4. Install a Philips head screwdriver bit into your power drill. Measure and cut some lengths of pine beading to reinforce the inside of each corner like the image on the right.

5. Screw the 2 side panels and the top panel together. Be sure to screw into the pine beading underneath.

Make sure your screws are long enough to go all the way through the first panel and deep into the lengths of pine beading below. It’s also worth using a ‘countersink bit’ (like this) to drill small pilot recesses in the MDF so your screw heads are embedded below the surface of each panel.

You’ll patch these up later with some builders putty.

Use 5 or 6 screws along each edge of each panel so it’s extra secure. Make sure you screw each piece from the outside of the enclosure.

Step 2 – Install The TV


Here we’re using a 42 inch LCD TV mounted to the inside of the enclosure. I picked this up off an online classified ad for about $150.

The front face of the TV needs to be flush with the front of the booth, so make sure you cut the opening large enough so the TV will sit inside of the panel, not pinned to the MDF behind it.

1. Measure your TV and cut out a recess in the front of the enclosure, you’ll also need to cut a rectangular section out at the top for the camera.

2. Measure and cut a small riser for the front (at the bottom) so it’s flush with the main angled panel.

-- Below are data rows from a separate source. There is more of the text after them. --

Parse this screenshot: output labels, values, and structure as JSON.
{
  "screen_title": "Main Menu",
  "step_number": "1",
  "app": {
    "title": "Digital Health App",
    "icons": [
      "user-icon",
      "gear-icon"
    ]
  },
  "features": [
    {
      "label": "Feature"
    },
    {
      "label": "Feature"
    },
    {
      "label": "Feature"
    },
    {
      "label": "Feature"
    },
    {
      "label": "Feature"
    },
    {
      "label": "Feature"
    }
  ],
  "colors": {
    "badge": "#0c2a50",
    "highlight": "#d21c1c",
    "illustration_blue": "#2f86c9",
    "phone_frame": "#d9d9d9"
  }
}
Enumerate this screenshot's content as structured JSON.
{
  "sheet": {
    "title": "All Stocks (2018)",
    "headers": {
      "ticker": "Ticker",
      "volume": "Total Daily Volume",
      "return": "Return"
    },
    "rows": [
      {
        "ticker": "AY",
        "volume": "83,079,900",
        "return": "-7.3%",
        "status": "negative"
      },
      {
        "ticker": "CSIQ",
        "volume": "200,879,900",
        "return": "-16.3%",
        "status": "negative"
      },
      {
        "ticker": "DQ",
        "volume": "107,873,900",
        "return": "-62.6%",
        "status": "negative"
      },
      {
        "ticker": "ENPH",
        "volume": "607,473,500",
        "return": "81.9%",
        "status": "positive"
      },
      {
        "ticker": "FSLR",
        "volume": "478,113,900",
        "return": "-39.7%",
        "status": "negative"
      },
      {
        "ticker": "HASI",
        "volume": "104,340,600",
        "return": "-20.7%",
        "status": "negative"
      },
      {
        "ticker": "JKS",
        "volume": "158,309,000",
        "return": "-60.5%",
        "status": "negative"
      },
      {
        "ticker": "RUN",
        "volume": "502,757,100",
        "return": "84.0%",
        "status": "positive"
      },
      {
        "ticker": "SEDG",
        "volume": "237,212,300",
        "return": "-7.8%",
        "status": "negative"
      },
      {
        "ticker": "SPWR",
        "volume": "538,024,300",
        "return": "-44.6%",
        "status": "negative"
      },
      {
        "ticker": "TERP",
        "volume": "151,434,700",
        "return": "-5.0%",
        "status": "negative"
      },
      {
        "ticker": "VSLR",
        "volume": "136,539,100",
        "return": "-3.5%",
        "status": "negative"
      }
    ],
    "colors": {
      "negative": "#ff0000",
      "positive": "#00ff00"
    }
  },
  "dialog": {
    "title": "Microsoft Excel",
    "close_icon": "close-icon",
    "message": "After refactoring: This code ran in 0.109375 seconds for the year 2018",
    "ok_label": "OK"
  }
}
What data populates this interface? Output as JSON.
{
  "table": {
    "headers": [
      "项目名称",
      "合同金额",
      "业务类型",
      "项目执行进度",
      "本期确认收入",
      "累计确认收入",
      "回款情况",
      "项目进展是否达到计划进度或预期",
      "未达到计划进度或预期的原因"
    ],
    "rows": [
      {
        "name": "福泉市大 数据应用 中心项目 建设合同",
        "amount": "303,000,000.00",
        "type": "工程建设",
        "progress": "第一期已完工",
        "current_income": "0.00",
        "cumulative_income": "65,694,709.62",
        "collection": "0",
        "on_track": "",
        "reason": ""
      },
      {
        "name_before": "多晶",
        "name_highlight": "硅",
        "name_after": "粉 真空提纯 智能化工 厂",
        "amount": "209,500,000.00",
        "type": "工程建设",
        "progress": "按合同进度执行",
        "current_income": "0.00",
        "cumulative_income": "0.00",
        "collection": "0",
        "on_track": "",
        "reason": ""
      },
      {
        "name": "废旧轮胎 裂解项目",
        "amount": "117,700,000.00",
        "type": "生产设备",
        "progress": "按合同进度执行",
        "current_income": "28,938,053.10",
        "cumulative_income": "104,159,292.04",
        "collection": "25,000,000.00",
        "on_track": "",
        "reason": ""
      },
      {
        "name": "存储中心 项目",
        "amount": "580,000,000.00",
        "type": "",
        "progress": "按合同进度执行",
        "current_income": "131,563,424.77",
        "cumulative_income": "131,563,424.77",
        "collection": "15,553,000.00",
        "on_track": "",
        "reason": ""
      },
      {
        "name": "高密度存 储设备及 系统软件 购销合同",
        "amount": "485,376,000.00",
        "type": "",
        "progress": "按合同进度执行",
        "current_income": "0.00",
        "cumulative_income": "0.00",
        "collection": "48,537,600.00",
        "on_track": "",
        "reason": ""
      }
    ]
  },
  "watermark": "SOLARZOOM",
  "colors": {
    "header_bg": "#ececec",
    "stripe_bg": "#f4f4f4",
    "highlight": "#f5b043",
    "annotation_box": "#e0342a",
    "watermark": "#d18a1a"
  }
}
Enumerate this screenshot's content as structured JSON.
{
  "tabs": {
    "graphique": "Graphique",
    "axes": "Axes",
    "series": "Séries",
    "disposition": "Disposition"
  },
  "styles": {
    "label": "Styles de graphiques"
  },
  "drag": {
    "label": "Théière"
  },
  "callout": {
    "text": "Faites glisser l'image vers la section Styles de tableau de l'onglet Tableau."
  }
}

You’ll need to cut the angles off the bottom of the front corners of the main side panels so they’re not sticking out.


3. Secure the TV from the inside by screwing in some ‘S’ shape metal fixings to pin the TV against the front panel, add these to each corner. You’ll be able to find some that will fit your TV from your local hardware store.

4. Add a length of pine beading that will support the weight of the TV inside the bottom of the enclosure.

5. Cut and install 2 more lengths of pine beading for the top shelf onto each side of the enclosure. Use a spirit level to make sure these are level on both sides.

Step 3 – Paint The Front Panel Black

Screen Shot 2018-02-01 at 9.46.39 AM (1)

In order for the 2-way mirror glass to be reflective, the front of the enclosure will need to be painted black.

The mirror film that we’ll be adding to the glass later is only reflective on the side with the most light. So, by making the opposite side of the glass dark it makes it impossible to see through the mirror glass from the outside.

The only thing that will be visible on the outside of the booth will be the colorful animations of your photobooth software.

1. Spray paint the front of the enclosure black.

2. Secure the edges of the TV to the front of the enclosure with black gaff tape. Don’t worry about the TV eventually breaking through the tape, once you add the glass it will all be sandwiched together an secure.

3. Use a hand planer to round the top two corners of the enclosure, one like this is ideal. No need to round the front edges as these will be covered by the frame at the end.

Smooth over your rounded corners with some sandpaper.

Step 4 – Internal Components

Shelf Measurements

Now will need to add;

  • The bottom printer shelf.
  • The Top shelf.
  • A camera bracket to mount the camera.

1. Measure the length and width from inside the booth for your top shelf. The width of the shelf will depend on the TV that you’re using. I cut shelves so they hug the curve of the TV.

Place the shelf on the pine beading that you previously installed and secure it to the beading with screws.

That’s all for now…

If you’d like the rest of this guide please purchase our eBook ‘How to Build A Mirror Photo Booth – The Complete DIY Guide’ below.

It contains everything you need to know, from software, camera orientation, animations, printers and printing, LED lights, booth covers, finishing material, IR overlay for the touch screen, the glass and mirror tint, building the decorative frame, mounting and installing the flash, installing the pc and mounting the electronic components and more!

Our guide includes annotated photos of the process so you can easily follow along with your own build!

For only $10 you can’t go past this guide.